It’s smart to be alert to the recent marriage between communication and social media.
This is not a shot-gun wedding, the nexus is being built to last. But while the rules of engagement are still being written in many corporations, some have decided to throw caution to the wind.
Surprisingly a lot of the interest in new media is coming from the government, not exactly known for their fast adaptation of anything. Several ministers are on facebook including Conrad Enill, Karen Teshiera and Gary Hunt. Last week in the Newsday, Parliament announced their Twitter presence and some months ago, the Ministry of Health advertised their embrace of facebook and the micro blogging site with a series of newspaper ads.
Smart move?

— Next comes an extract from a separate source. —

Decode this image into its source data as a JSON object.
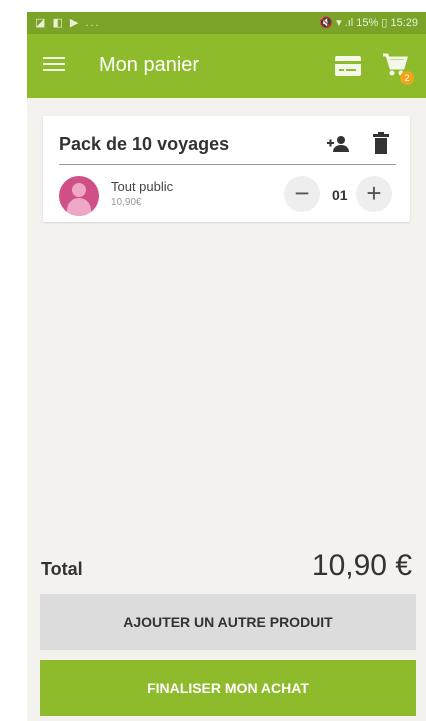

The jury is still out.
While not every new mode of new media communication lends itself to politics, where speed and complexity rarely coexist, I think to its credit, the Ministry has been searching for the right balance between the long and short format means of communication that social media permits.
For instance, on Saturday I learned that the 2nd case of the H1N1 virus had been confirmed in Trinidad from the Ministry’s facebook. The press release was considered and addressed the relevant questions that any journalist or blogger would ask in the short-term.
However, when I decided on Saturday to subscribe to the Ministry’s RSS feeds on Twitter I had a hell of a time finding them on the platform.
The Ministry does not call itself by its official name but by an MOH acronym that is made further obscure by an underscore sign followed by the words TT (MOH_TT). The Ministry’s Twitter account also has no official logo or brand so the first question you ask when you land on the page is: “ Am I in the right space?” What’s even more disconcerting is that while the Ministry has 52 followers, it follows only one, PAHO, which suggests that a fundamental rule of engagement ( speak clearly but listen deeply) is not being followed.
On Saturday, on the Ministry’s facebook account, I urged the administrator to remember that social media is about community, engagement and two-way conversation.
I’ll wait and see what comes out of my recommendation.